BEGIN Input data
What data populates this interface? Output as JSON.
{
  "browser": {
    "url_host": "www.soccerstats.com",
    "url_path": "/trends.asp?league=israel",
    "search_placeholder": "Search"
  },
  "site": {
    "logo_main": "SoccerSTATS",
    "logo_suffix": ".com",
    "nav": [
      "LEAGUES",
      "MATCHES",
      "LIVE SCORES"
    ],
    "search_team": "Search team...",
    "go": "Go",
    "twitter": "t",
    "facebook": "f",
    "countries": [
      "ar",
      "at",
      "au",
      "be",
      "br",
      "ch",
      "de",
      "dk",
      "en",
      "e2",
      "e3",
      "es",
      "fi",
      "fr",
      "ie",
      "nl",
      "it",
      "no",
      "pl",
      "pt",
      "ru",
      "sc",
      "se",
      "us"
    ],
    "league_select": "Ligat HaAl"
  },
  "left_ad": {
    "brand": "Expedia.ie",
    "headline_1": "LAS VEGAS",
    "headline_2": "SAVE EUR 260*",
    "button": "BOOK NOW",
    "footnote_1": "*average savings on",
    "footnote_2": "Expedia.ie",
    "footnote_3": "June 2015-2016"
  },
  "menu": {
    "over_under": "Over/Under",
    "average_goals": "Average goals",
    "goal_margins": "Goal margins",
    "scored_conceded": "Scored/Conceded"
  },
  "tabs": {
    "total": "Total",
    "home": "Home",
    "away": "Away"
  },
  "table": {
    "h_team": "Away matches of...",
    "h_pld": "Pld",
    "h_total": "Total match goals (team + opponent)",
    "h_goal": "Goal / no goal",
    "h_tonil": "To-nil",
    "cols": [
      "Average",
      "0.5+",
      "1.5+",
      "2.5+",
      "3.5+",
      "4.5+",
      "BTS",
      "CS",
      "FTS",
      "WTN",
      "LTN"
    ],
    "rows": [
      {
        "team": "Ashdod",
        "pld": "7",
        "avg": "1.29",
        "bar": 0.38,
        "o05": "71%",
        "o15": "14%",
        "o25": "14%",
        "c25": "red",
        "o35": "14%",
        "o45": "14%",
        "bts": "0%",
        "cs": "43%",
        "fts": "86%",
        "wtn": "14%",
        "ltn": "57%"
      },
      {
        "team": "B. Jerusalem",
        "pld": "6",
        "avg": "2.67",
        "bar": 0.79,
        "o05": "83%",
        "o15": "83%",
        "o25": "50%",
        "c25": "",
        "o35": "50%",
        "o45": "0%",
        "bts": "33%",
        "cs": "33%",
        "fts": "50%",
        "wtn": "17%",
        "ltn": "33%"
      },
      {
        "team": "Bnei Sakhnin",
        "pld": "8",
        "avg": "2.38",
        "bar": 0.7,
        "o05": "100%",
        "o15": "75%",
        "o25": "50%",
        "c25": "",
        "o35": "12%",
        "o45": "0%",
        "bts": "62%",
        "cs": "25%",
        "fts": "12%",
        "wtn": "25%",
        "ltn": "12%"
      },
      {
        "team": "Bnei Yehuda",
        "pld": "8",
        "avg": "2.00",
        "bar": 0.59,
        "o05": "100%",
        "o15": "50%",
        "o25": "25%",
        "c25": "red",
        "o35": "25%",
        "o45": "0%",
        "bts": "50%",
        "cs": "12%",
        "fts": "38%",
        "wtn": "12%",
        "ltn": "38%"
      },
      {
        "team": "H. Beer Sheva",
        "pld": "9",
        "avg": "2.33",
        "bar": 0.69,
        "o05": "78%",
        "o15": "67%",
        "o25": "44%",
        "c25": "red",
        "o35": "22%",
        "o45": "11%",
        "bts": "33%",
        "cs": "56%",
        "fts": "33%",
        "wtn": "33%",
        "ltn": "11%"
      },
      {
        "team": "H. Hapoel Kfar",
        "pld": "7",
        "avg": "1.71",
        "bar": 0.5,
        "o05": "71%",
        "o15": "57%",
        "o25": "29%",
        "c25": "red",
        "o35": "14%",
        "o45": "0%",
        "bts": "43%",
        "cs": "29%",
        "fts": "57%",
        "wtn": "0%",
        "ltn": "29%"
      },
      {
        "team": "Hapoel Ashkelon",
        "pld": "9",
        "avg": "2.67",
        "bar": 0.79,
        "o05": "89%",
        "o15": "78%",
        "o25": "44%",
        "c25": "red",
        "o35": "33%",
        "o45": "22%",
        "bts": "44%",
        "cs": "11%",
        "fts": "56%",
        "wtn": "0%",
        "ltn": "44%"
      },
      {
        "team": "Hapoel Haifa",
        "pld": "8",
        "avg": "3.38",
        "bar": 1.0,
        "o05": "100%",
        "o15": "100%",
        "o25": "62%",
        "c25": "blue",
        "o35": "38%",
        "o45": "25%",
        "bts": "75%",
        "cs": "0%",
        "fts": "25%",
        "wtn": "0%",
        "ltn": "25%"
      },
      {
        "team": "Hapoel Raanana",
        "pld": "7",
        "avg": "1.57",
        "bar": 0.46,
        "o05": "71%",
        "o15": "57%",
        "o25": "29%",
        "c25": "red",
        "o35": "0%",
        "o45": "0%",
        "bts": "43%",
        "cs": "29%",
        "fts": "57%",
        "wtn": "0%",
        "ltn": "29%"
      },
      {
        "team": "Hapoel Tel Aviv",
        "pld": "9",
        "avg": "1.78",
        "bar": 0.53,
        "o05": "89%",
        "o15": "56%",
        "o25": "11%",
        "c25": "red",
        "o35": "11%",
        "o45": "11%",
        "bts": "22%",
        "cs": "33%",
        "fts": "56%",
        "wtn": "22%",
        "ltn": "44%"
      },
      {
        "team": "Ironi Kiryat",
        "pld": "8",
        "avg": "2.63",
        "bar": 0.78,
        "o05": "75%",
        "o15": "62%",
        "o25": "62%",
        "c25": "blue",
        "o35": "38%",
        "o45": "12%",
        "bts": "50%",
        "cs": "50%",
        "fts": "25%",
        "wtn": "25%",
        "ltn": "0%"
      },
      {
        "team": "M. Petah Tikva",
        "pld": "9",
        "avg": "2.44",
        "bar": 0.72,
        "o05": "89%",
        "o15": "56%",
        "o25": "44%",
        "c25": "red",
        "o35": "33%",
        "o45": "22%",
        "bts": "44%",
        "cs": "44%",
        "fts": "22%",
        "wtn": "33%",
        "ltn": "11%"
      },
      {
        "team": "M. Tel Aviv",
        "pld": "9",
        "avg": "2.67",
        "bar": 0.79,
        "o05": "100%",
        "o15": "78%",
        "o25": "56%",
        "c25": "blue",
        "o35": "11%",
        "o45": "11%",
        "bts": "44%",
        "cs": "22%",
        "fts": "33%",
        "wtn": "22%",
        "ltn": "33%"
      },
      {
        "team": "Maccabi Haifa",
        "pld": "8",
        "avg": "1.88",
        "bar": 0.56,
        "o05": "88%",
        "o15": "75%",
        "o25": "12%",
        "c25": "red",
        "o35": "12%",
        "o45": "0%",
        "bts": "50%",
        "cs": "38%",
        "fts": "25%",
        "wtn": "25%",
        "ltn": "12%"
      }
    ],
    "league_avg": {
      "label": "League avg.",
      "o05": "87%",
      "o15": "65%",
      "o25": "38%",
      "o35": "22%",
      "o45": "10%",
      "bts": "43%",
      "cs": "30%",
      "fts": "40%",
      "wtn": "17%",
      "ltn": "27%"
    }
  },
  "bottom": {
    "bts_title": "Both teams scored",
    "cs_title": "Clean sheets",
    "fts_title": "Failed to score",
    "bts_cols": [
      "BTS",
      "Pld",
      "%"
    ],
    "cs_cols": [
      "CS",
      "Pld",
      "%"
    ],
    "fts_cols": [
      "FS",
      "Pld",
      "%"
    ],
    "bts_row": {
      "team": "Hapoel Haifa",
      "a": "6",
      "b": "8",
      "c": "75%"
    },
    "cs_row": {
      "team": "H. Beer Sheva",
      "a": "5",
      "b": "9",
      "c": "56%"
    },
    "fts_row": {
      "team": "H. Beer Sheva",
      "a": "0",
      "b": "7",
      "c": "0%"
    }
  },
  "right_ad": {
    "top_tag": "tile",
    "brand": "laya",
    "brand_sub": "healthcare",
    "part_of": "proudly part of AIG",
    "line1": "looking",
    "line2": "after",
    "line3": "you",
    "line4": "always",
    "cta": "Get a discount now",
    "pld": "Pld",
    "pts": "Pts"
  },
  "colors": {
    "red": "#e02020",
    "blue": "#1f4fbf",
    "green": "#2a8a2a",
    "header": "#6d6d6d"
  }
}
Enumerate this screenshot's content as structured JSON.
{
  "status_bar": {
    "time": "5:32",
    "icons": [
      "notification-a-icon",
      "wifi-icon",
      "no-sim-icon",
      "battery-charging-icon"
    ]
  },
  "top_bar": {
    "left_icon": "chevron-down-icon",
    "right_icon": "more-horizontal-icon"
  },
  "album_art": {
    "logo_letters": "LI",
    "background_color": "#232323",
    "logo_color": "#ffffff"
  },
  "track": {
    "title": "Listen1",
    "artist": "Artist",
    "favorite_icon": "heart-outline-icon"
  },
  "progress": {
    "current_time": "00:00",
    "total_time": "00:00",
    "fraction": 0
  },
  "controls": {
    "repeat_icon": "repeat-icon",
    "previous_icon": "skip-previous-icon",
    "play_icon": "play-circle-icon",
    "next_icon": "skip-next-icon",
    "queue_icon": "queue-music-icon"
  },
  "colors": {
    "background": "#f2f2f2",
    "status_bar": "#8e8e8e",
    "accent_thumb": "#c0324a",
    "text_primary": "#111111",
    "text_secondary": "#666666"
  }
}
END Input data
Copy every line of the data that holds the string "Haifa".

Response to this exercise »
        "team": "Hapoel Haifa",
        "team": "Maccabi Haifa",
      "team": "Hapoel Haifa",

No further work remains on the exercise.